|Born||June 15, 1900|
|Died||September 2, 1996(aged 96)|
Luening was born in Milwaukee, Wisconsin to German parents, Eugene, a conductor and composer, and Emma (nee Jacobs), an amateur singer. When he was 12, his family moved to Munich, where he studied music at the State Academy of Music. At age 17, he moved to Switzerland and attended the Municipal Conservatory of Music in Zurich and University of Zurich, where he studied with Ferruccio Busoni and Philipp Jarnach, and was also an actor and stage manager for James Joyce's English Players Company.
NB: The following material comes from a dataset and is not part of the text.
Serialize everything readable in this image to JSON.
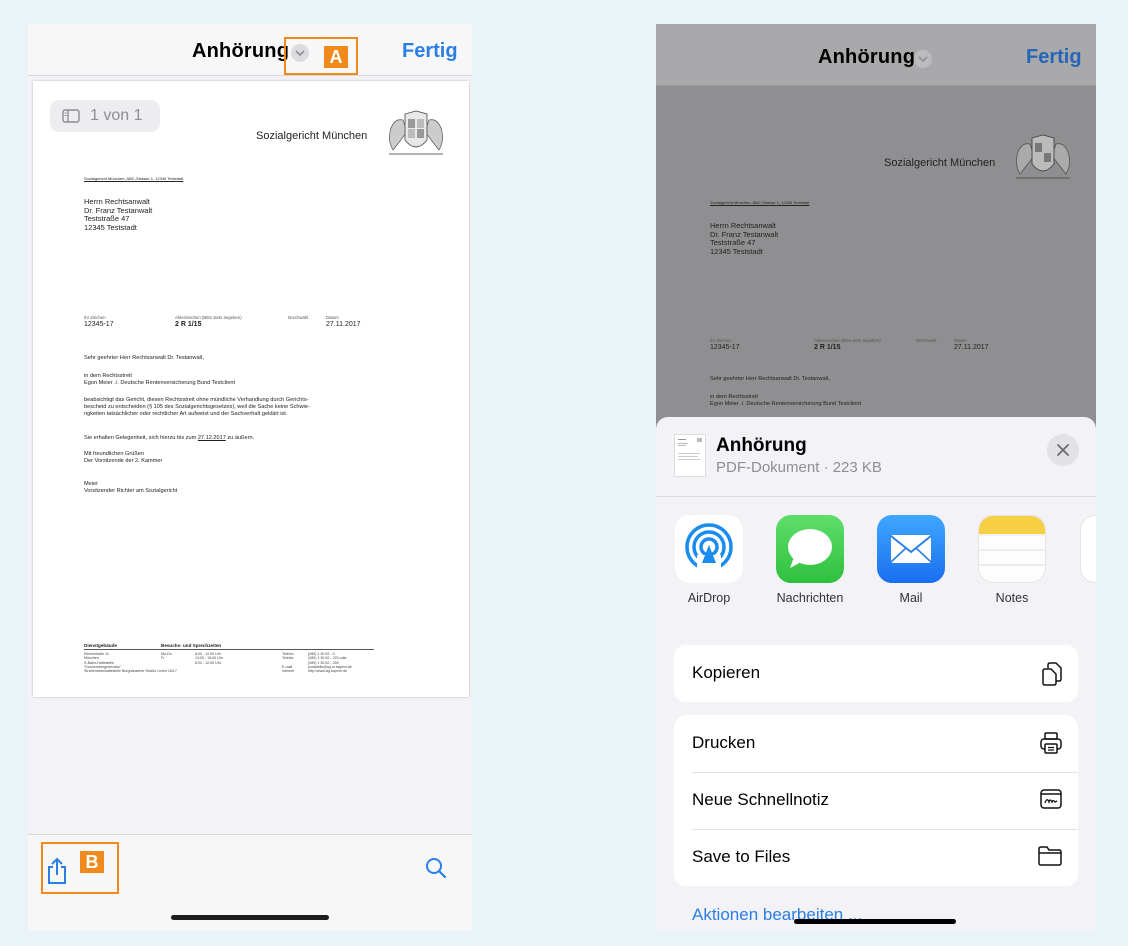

He returned to the United States in 1924, and appeared mainly as a conductor of operas, in Chicago and the Eastman School of Music.
Luening's 'Tape Music', including A Poem in Cycles & Bells, Gargoyles for Violin & Synthesized Sound, and Sounds of New Music demonstrated the early potential of synthesizers and special editing techniques for electronic music. An October 28, 1952 concert with Vladimir Ussachevsky at the Museum of Modern Art in New York City introduced Fantasy in Space, flute recordings manipulated on magnetic tape, and led to an appearance on The Today Show with Dave Garroway. Luening was co-founder, along with Ussachevsky, of the Columbia-Princeton Electronic Music Center in 1958. He also co-founded Composers Recordings, Inc. in 1954, with Douglas Moore and Oliver Daniel.
He died in New York City in 1996.
His notable students include Charles Wuorinen, John Corigliano, Harvey Sollberger, Faye-Ellen Silverman, Dave Soldier, Dan Cooper, Malcolm Goldstein, John Herbert McDowell, Philip Corner, Daniel Goode, Sol Berkowitz, Elliott Schwartz, Bernard Garfield and Karl Korte.
He married Ethel Codd on April 19, 1927, and divorced in 1959. He married Catherine Brunson, a music teacher, September 5, 1959, and was with her until his death.
- Biography at Musician Guide
- Otto Luening papers, 1800-1996, held by the Music Division, New York Public Library for the Performing Arts.
- Otto Luening interview by Bruce Duffie, July 20, 1985